State v. RodriguezAnnotate this Case
523 So. 2d 1141 (1988)
STATE of Florida, Petitioner, v. Carlos RODRIGUEZ, Respondent.
Supreme Court of Florida.
April 21, 1988.
Robert A. Butterworth, Atty. Gen. and Steven T. Scott, Asst. Atty. Gen., Miami, for petitioner.
Michael S. Hacker, Miami, for respondent.
Pursuant to Article V, section 3(b)(3) of the Florida Constitution, we accepted jurisdiction of this cause to resolve a conflict between our decision in Scott v. State, 464 So. 2d 1171 (Fla. 1985), and that of the Third District Court of Appeal below in State v. Rodriguez, 505 So. 2d 628 (Fla. 3d DCA 1987).
The facts are simple. Respondent was charged by information with burglary of a conveyance and theft. He filed, through his attorney, a pleading captioned "Sworn Motion to Dismiss," under Rule 3.190(c)(4), Florida Rules of Criminal Procedure. Our focus here is not on the merits of the motion, but on the jurat, which the rule requires. It read:BEFORE me, the undersigned authority personally appeared, CARLOS MANUEL RODRIGUEZ, who by me first duly sworn, deposes and says the facts contained in the foregoing Motion To Dismiss are true and correct to the best of his knowledge.
The trial judge granted the motion to dismiss. On appeal, the state argued that the jurat was insufficient because of the words "to the best of his knowledge." In affirming the dismissal, the Third District Court of Appeal reasoned that the jurat "clearly rested upon the defendant's own knowledge of the facts recited in the motion."
In Scott this Court considered a jurat on a motion for postconviction relief under rule 3.850, Florida Rules of Criminal Procedure, which read:Before me, the undersigned authority, personally appeared Paul William Scott, who, being first duly sworn, says that he has personal knowledge of the allegations in the foregoing motion to vacate judgment and/or sentence and that the allegations and statements contained therein are true and correct to the best of his knowledge.

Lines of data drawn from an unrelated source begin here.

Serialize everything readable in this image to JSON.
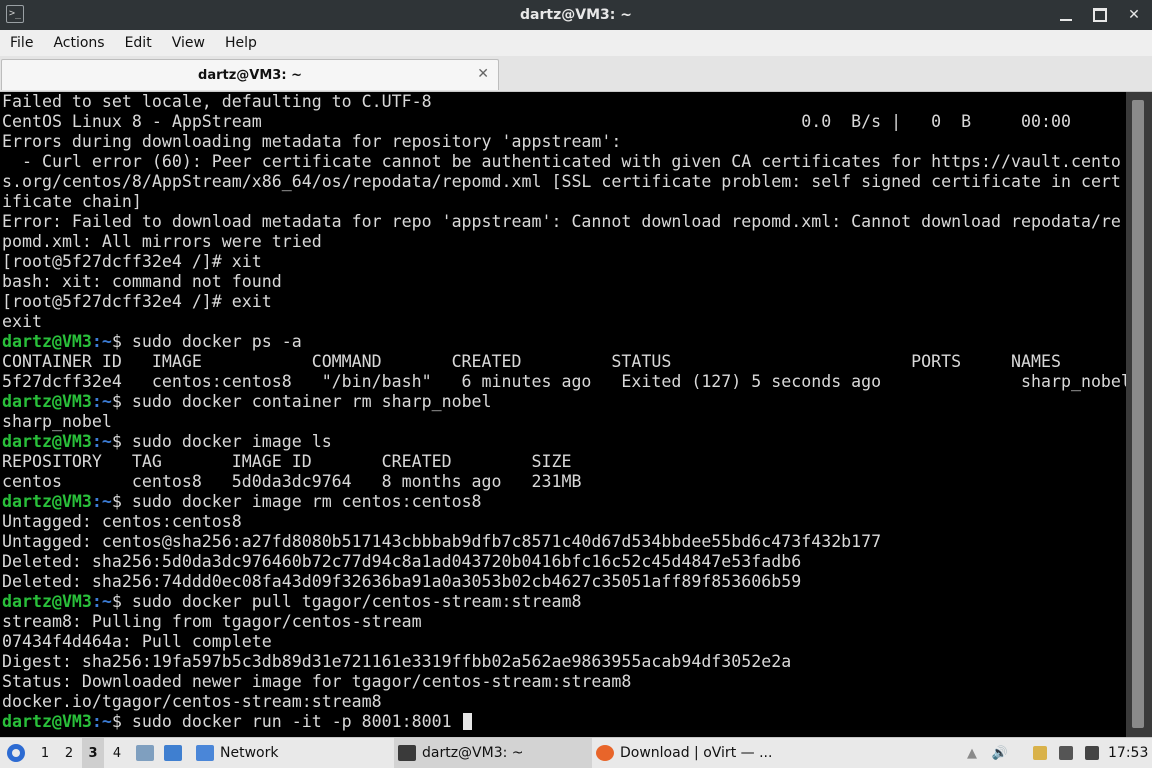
{
  "window": {
    "title": "dartz@VM3: ~",
    "app_icon_glyph": ">_",
    "close_glyph": "✕"
  },
  "menu": [
    "File",
    "Actions",
    "Edit",
    "View",
    "Help"
  ],
  "tab": {
    "label": "dartz@VM3: ~",
    "close_glyph": "✕"
  },
  "terminal": {
    "colors": {
      "text": "#d9d9d9",
      "prompt_user": "#29c03a",
      "prompt_path": "#3b7bd4",
      "background": "#000000"
    },
    "lines": [
      {
        "text": "Failed to set locale, defaulting to C.UTF-8"
      },
      {
        "text": "CentOS Linux 8 - AppStream                                                      0.0  B/s |   0  B     00:00"
      },
      {
        "text": "Errors during downloading metadata for repository 'appstream':"
      },
      {
        "text": "  - Curl error (60): Peer certificate cannot be authenticated with given CA certificates for https://vault.cento"
      },
      {
        "text": "s.org/centos/8/AppStream/x86_64/os/repodata/repomd.xml [SSL certificate problem: self signed certificate in cert"
      },
      {
        "text": "ificate chain]"
      },
      {
        "text": "Error: Failed to download metadata for repo 'appstream': Cannot download repomd.xml: Cannot download repodata/re"
      },
      {
        "text": "pomd.xml: All mirrors were tried"
      },
      {
        "text": "[root@5f27dcff32e4 /]# xit"
      },
      {
        "text": "bash: xit: command not found"
      },
      {
        "text": "[root@5f27dcff32e4 /]# exit"
      },
      {
        "text": "exit"
      },
      {
        "prompt_user": "dartz@VM3",
        "prompt_path": ":~",
        "text": "$ sudo docker ps -a"
      },
      {
        "text": "CONTAINER ID   IMAGE           COMMAND       CREATED         STATUS                        PORTS     NAMES"
      },
      {
        "text": "5f27dcff32e4   centos:centos8   \"/bin/bash\"   6 minutes ago   Exited (127) 5 seconds ago              sharp_nobel"
      },
      {
        "prompt_user": "dartz@VM3",
        "prompt_path": ":~",
        "text": "$ sudo docker container rm sharp_nobel"
      },
      {
        "text": "sharp_nobel"
      },
      {
        "prompt_user": "dartz@VM3",
        "prompt_path": ":~",
        "text": "$ sudo docker image ls"
      },
      {
        "text": "REPOSITORY   TAG       IMAGE ID       CREATED        SIZE"
      },
      {
        "text": "centos       centos8   5d0da3dc9764   8 months ago   231MB"
      },
      {
        "prompt_user": "dartz@VM3",
        "prompt_path": ":~",
        "text": "$ sudo docker image rm centos:centos8"
      },
      {
        "text": "Untagged: centos:centos8"
      },
      {
        "text": "Untagged: centos@sha256:a27fd8080b517143cbbbab9dfb7c8571c40d67d534bbdee55bd6c473f432b177"
      },
      {
        "text": "Deleted: sha256:5d0da3dc976460b72c77d94c8a1ad043720b0416bfc16c52c45d4847e53fadb6"
      },
      {
        "text": "Deleted: sha256:74ddd0ec08fa43d09f32636ba91a0a3053b02cb4627c35051aff89f853606b59"
      },
      {
        "prompt_user": "dartz@VM3",
        "prompt_path": ":~",
        "text": "$ sudo docker pull tgagor/centos-stream:stream8"
      },
      {
        "text": "stream8: Pulling from tgagor/centos-stream"
      },
      {
        "text": "07434f4d464a: Pull complete"
      },
      {
        "text": "Digest: sha256:19fa597b5c3db89d31e721161e3319ffbb02a562ae9863955acab94df3052e2a"
      },
      {
        "text": "Status: Downloaded newer image for tgagor/centos-stream:stream8"
      },
      {
        "text": "docker.io/tgagor/centos-stream:stream8"
      },
      {
        "prompt_user": "dartz@VM3",
        "prompt_path": ":~",
        "text": "$ sudo docker run -it -p 8001:8001 ",
        "cursor": true
      }
    ]
  },
  "taskbar": {
    "workspaces": [
      "1",
      "2",
      "3",
      "4"
    ],
    "active_workspace": 2,
    "launchers": [
      {
        "name": "files-icon",
        "color": "#7f9fbf"
      },
      {
        "name": "desktop-icon",
        "color": "#3f7fd0"
      }
    ],
    "tasks": [
      {
        "name": "taskbar-network",
        "label": "Network",
        "icon": "folder-icon",
        "icon_color": "#4a86d8",
        "active": false
      },
      {
        "name": "taskbar-terminal",
        "label": "dartz@VM3: ~",
        "icon": "terminal-icon",
        "icon_color": "#3a3a3a",
        "active": true
      },
      {
        "name": "taskbar-firefox",
        "label": "Download | oVirt — ...",
        "icon": "firefox-icon",
        "icon_color": "#e8652a",
        "active": false
      }
    ],
    "clock": "17:53"
  }
}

464 So. 2d at 1172. Pointing out that the words "to the best of his knowledge" had been added to the standard oath (see the form in rule 3.987, Florida Rules of Criminal Procedure), the Court held the jurat to be procedurally defective. We said:Using this qualifying language, a defendant could file a motion for post-conviction relief based upon a false allegation of fact without fear of conviction for perjury. If the allegation proved to be false, the defendant would be able to simply respond that his verification of the false *1142 allegation had been "to the best of his knowledge" and that he did not know that the allegation was false. We require more than that. The defendant must be able to affirmatively say that his allegation is true and correct.
464 So. 2d at 1172.
Though this case involves a different rule of procedure, the purpose of the oath is the same: to prevent the filing of motions based on falsehoods or unverified allegations. Under the rationale of Scott, the oath contained in the motion to dismiss was, in effect, no oath at all, and thus defective.
We hereby quash the decision of the district court and remand this cause for further proceedings consistent with this opinion.
It is so ordered.
McDONALD, C.J., and OVERTON, EHRLICH, SHAW, BARKETT and KOGAN, JJ., concur.